What to do: Go through the records and give each one again exactly.

[Component data from apps and pages]
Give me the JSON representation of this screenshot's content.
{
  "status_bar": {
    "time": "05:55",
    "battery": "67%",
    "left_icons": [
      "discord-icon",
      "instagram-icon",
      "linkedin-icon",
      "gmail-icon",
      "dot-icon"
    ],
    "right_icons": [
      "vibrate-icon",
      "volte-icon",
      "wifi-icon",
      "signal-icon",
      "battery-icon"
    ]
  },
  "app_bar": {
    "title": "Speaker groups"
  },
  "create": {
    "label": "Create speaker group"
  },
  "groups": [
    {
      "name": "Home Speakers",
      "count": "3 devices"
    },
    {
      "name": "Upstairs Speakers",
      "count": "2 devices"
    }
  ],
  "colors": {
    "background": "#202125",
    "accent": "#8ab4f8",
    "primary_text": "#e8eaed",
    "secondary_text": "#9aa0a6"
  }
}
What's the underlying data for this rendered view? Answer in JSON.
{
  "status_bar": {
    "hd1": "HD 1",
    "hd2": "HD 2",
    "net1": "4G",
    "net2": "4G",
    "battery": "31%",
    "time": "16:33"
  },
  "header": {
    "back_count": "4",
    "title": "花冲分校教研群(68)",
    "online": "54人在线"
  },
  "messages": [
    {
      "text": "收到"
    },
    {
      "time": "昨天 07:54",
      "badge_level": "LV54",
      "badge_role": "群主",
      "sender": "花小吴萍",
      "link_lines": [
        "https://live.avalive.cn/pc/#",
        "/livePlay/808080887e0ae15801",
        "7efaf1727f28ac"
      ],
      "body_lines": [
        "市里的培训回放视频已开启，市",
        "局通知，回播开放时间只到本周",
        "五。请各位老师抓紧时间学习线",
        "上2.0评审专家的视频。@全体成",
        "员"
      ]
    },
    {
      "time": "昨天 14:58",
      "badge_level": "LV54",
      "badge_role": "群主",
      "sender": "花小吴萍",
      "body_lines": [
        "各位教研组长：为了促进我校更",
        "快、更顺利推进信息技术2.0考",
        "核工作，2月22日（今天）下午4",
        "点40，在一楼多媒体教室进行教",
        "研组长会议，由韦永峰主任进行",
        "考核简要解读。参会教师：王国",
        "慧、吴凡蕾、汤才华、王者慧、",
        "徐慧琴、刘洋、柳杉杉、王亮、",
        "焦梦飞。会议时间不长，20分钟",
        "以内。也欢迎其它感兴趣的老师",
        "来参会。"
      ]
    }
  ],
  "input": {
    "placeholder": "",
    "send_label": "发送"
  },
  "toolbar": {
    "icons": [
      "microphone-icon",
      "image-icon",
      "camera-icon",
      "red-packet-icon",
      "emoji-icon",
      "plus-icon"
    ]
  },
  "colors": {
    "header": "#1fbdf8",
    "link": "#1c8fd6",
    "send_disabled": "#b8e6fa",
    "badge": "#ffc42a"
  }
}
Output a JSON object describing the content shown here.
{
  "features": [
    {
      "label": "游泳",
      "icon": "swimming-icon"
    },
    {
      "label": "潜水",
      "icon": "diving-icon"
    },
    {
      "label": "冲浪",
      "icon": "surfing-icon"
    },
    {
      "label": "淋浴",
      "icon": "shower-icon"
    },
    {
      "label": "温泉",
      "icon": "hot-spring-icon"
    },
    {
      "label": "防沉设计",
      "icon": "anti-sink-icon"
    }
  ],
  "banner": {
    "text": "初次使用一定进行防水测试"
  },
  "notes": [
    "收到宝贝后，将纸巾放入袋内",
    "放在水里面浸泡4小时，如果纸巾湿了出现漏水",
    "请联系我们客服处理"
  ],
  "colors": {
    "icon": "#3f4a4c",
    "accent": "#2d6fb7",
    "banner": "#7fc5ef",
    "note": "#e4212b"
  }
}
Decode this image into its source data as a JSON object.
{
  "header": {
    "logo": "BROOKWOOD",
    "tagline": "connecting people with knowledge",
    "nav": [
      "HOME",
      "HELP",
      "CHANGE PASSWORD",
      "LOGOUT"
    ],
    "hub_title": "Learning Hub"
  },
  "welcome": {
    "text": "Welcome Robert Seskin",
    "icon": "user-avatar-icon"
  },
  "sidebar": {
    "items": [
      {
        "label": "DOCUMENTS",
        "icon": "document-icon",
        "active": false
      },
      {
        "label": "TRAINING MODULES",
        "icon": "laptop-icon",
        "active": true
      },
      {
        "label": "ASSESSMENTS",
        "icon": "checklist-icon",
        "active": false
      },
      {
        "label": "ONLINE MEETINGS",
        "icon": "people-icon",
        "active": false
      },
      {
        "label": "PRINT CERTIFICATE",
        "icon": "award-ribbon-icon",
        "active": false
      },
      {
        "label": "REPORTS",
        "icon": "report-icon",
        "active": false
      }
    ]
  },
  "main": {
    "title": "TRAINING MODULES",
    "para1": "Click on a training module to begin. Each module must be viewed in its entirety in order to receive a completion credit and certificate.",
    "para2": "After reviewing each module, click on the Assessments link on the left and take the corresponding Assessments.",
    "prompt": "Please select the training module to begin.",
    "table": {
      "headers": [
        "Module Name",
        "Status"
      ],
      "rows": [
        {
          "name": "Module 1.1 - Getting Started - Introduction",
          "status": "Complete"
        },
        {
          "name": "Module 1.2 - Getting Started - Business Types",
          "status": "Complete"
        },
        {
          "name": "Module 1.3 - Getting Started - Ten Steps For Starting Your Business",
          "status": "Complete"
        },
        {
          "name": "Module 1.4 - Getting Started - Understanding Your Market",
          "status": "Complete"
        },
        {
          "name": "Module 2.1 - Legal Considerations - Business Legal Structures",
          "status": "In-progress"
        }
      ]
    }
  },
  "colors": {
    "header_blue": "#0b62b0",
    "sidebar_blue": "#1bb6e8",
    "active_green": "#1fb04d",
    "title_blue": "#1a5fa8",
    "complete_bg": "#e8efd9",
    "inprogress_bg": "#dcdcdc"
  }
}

Exercise result:
Give me the JSON representation of this screenshot's content.
{
  "status_bar": {
    "time": "05:55",
    "battery": "67%",
    "left_icons": [
      "discord-icon",
      "instagram-icon",
      "linkedin-icon",
      "gmail-icon",
      "dot-icon"
    ],
    "right_icons": [
      "vibrate-icon",
      "volte-icon",
      "wifi-icon",
      "signal-icon",
      "battery-icon"
    ]
  },
  "app_bar": {
    "title": "Speaker groups"
  },
  "create": {
    "label": "Create speaker group"
  },
  "groups": [
    {
      "name": "Home Speakers",
      "count": "3 devices"
    },
    {
      "name": "Upstairs Speakers",
      "count": "2 devices"
    }
  ],
  "colors": {
    "background": "#202125",
    "accent": "#8ab4f8",
    "primary_text": "#e8eaed",
    "secondary_text": "#9aa0a6"
  }
}
What's the underlying data for this rendered view? Answer in JSON.
{
  "status_bar": {
    "hd1": "HD 1",
    "hd2": "HD 2",
    "net1": "4G",
    "net2": "4G",
    "battery": "31%",
    "time": "16:33"
  },
  "header": {
    "back_count": "4",
    "title": "花冲分校教研群(68)",
    "online": "54人在线"
  },
  "messages": [
    {
      "text": "收到"
    },
    {
      "time": "昨天 07:54",
      "badge_level": "LV54",
      "badge_role": "群主",
      "sender": "花小吴萍",
      "link_lines": [
        "https://live.avalive.cn/pc/#",
        "/livePlay/808080887e0ae15801",
        "7efaf1727f28ac"
      ],
      "body_lines": [
        "市里的培训回放视频已开启，市",
        "局通知，回播开放时间只到本周",
        "五。请各位老师抓紧时间学习线",
        "上2.0评审专家的视频。@全体成",
        "员"
      ]
    },
    {
      "time": "昨天 14:58",
      "badge_level": "LV54",
      "badge_role": "群主",
      "sender": "花小吴萍",
      "body_lines": [
        "各位教研组长：为了促进我校更",
        "快、更顺利推进信息技术2.0考",
        "核工作，2月22日（今天）下午4",
        "点40，在一楼多媒体教室进行教",
        "研组长会议，由韦永峰主任进行",
        "考核简要解读。参会教师：王国",
        "慧、吴凡蕾、汤才华、王者慧、",
        "徐慧琴、刘洋、柳杉杉、王亮、",
        "焦梦飞。会议时间不长，20分钟",
        "以内。也欢迎其它感兴趣的老师",
        "来参会。"
      ]
    }
  ],
  "input": {
    "placeholder": "",
    "send_label": "发送"
  },
  "toolbar": {
    "icons": [
      "microphone-icon",
      "image-icon",
      "camera-icon",
      "red-packet-icon",
      "emoji-icon",
      "plus-icon"
    ]
  },
  "colors": {
    "header": "#1fbdf8",
    "link": "#1c8fd6",
    "send_disabled": "#b8e6fa",
    "badge": "#ffc42a"
  }
}
Output a JSON object describing the content shown here.
{
  "features": [
    {
      "label": "游泳",
      "icon": "swimming-icon"
    },
    {
      "label": "潜水",
      "icon": "diving-icon"
    },
    {
      "label": "冲浪",
      "icon": "surfing-icon"
    },
    {
      "label": "淋浴",
      "icon": "shower-icon"
    },
    {
      "label": "温泉",
      "icon": "hot-spring-icon"
    },
    {
      "label": "防沉设计",
      "icon": "anti-sink-icon"
    }
  ],
  "banner": {
    "text": "初次使用一定进行防水测试"
  },
  "notes": [
    "收到宝贝后，将纸巾放入袋内",
    "放在水里面浸泡4小时，如果纸巾湿了出现漏水",
    "请联系我们客服处理"
  ],
  "colors": {
    "icon": "#3f4a4c",
    "accent": "#2d6fb7",
    "banner": "#7fc5ef",
    "note": "#e4212b"
  }
}
Decode this image into its source data as a JSON object.
{
  "header": {
    "logo": "BROOKWOOD",
    "tagline": "connecting people with knowledge",
    "nav": [
      "HOME",
      "HELP",
      "CHANGE PASSWORD",
      "LOGOUT"
    ],
    "hub_title": "Learning Hub"
  },
  "welcome": {
    "text": "Welcome Robert Seskin",
    "icon": "user-avatar-icon"
  },
  "sidebar": {
    "items": [
      {
        "label": "DOCUMENTS",
        "icon": "document-icon",
        "active": false
      },
      {
        "label": "TRAINING MODULES",
        "icon": "laptop-icon",
        "active": true
      },
      {
        "label": "ASSESSMENTS",
        "icon": "checklist-icon",
        "active": false
      },
      {
        "label": "ONLINE MEETINGS",
        "icon": "people-icon",
        "active": false
      },
      {
        "label": "PRINT CERTIFICATE",
        "icon": "award-ribbon-icon",
        "active": false
      },
      {
        "label": "REPORTS",
        "icon": "report-icon",
        "active": false
      }
    ]
  },
  "main": {
    "title": "TRAINING MODULES",
    "para1": "Click on a training module to begin. Each module must be viewed in its entirety in order to receive a completion credit and certificate.",
    "para2": "After reviewing each module, click on the Assessments link on the left and take the corresponding Assessments.",
    "prompt": "Please select the training module to begin.",
    "table": {
      "headers": [
        "Module Name",
        "Status"
      ],
      "rows": [
        {
          "name": "Module 1.1 - Getting Started - Introduction",
          "status": "Complete"
        },
        {
          "name": "Module 1.2 - Getting Started - Business Types",
          "status": "Complete"
        },
        {
          "name": "Module 1.3 - Getting Started - Ten Steps For Starting Your Business",
          "status": "Complete"
        },
        {
          "name": "Module 1.4 - Getting Started - Understanding Your Market",
          "status": "Complete"
        },
        {
          "name": "Module 2.1 - Legal Considerations - Business Legal Structures",
          "status": "In-progress"
        }
      ]
    }
  },
  "colors": {
    "header_blue": "#0b62b0",
    "sidebar_blue": "#1bb6e8",
    "active_green": "#1fb04d",
    "title_blue": "#1a5fa8",
    "complete_bg": "#e8efd9",
    "inprogress_bg": "#dcdcdc"
  }
}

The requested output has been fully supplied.